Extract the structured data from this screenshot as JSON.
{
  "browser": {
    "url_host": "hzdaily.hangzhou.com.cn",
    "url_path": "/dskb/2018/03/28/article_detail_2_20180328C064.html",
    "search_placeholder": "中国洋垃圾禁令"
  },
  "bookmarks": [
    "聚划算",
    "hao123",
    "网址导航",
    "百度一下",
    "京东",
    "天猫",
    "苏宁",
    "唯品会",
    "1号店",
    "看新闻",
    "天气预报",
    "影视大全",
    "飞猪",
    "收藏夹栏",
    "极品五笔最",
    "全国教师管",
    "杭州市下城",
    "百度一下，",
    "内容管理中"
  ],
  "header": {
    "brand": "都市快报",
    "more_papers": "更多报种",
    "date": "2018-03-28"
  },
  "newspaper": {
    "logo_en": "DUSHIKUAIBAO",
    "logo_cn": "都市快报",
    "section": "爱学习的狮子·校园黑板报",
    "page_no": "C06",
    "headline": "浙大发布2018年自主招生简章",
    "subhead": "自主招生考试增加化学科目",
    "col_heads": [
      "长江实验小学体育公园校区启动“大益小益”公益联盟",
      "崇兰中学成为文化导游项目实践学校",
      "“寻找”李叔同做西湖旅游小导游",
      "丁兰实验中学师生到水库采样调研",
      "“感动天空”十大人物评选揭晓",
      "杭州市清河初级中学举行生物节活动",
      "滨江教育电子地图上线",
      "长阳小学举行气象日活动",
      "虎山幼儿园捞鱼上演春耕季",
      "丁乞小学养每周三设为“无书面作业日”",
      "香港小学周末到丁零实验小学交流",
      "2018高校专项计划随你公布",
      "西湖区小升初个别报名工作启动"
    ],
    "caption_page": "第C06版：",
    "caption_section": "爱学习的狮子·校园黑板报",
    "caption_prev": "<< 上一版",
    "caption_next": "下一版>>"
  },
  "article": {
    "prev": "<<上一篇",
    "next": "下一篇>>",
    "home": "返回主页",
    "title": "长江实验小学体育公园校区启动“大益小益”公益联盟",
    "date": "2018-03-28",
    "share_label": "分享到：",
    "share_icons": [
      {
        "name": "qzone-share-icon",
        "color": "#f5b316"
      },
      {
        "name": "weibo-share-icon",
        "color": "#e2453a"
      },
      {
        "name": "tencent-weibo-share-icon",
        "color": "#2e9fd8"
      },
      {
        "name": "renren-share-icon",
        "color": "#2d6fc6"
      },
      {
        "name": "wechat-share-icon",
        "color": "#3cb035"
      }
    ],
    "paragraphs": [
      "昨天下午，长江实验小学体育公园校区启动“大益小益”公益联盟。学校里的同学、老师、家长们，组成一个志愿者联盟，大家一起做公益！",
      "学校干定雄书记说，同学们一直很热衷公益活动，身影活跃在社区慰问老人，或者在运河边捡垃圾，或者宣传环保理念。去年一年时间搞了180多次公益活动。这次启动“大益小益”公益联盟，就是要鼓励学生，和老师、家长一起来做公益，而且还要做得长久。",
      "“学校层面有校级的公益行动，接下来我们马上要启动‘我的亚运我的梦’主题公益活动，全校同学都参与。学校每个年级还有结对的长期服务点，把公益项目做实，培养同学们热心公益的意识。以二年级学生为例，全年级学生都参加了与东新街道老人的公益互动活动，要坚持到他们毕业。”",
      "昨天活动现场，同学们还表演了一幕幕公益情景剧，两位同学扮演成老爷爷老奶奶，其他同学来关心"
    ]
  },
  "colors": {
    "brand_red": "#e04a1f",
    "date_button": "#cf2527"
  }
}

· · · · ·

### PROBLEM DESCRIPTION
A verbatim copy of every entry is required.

### ANSWER TO THIS TASK
Extract the structured data from this screenshot as JSON.
{
  "browser": {
    "url_host": "hzdaily.hangzhou.com.cn",
    "url_path": "/dskb/2018/03/28/article_detail_2_20180328C064.html",
    "search_placeholder": "中国洋垃圾禁令"
  },
  "bookmarks": [
    "聚划算",
    "hao123",
    "网址导航",
    "百度一下",
    "京东",
    "天猫",
    "苏宁",
    "唯品会",
    "1号店",
    "看新闻",
    "天气预报",
    "影视大全",
    "飞猪",
    "收藏夹栏",
    "极品五笔最",
    "全国教师管",
    "杭州市下城",
    "百度一下，",
    "内容管理中"
  ],
  "header": {
    "brand": "都市快报",
    "more_papers": "更多报种",
    "date": "2018-03-28"
  },
  "newspaper": {
    "logo_en": "DUSHIKUAIBAO",
    "logo_cn": "都市快报",
    "section": "爱学习的狮子·校园黑板报",
    "page_no": "C06",
    "headline": "浙大发布2018年自主招生简章",
    "subhead": "自主招生考试增加化学科目",
    "col_heads": [
      "长江实验小学体育公园校区启动“大益小益”公益联盟",
      "崇兰中学成为文化导游项目实践学校",
      "“寻找”李叔同做西湖旅游小导游",
      "丁兰实验中学师生到水库采样调研",
      "“感动天空”十大人物评选揭晓",
      "杭州市清河初级中学举行生物节活动",
      "滨江教育电子地图上线",
      "长阳小学举行气象日活动",
      "虎山幼儿园捞鱼上演春耕季",
      "丁乞小学养每周三设为“无书面作业日”",
      "香港小学周末到丁零实验小学交流",
      "2018高校专项计划随你公布",
      "西湖区小升初个别报名工作启动"
    ],
    "caption_page": "第C06版：",
    "caption_section": "爱学习的狮子·校园黑板报",
    "caption_prev": "<< 上一版",
    "caption_next": "下一版>>"
  },
  "article": {
    "prev": "<<上一篇",
    "next": "下一篇>>",
    "home": "返回主页",
    "title": "长江实验小学体育公园校区启动“大益小益”公益联盟",
    "date": "2018-03-28",
    "share_label": "分享到：",
    "share_icons": [
      {
        "name": "qzone-share-icon",
        "color": "#f5b316"
      },
      {
        "name": "weibo-share-icon",
        "color": "#e2453a"
      },
      {
        "name": "tencent-weibo-share-icon",
        "color": "#2e9fd8"
      },
      {
        "name": "renren-share-icon",
        "color": "#2d6fc6"
      },
      {
        "name": "wechat-share-icon",
        "color": "#3cb035"
      }
    ],
    "paragraphs": [
      "昨天下午，长江实验小学体育公园校区启动“大益小益”公益联盟。学校里的同学、老师、家长们，组成一个志愿者联盟，大家一起做公益！",
      "学校干定雄书记说，同学们一直很热衷公益活动，身影活跃在社区慰问老人，或者在运河边捡垃圾，或者宣传环保理念。去年一年时间搞了180多次公益活动。这次启动“大益小益”公益联盟，就是要鼓励学生，和老师、家长一起来做公益，而且还要做得长久。",
      "“学校层面有校级的公益行动，接下来我们马上要启动‘我的亚运我的梦’主题公益活动，全校同学都参与。学校每个年级还有结对的长期服务点，把公益项目做实，培养同学们热心公益的意识。以二年级学生为例，全年级学生都参加了与东新街道老人的公益互动活动，要坚持到他们毕业。”",
      "昨天活动现场，同学们还表演了一幕幕公益情景剧，两位同学扮演成老爷爷老奶奶，其他同学来关心"
    ]
  },
  "colors": {
    "brand_red": "#e04a1f",
    "date_button": "#cf2527"
  }
}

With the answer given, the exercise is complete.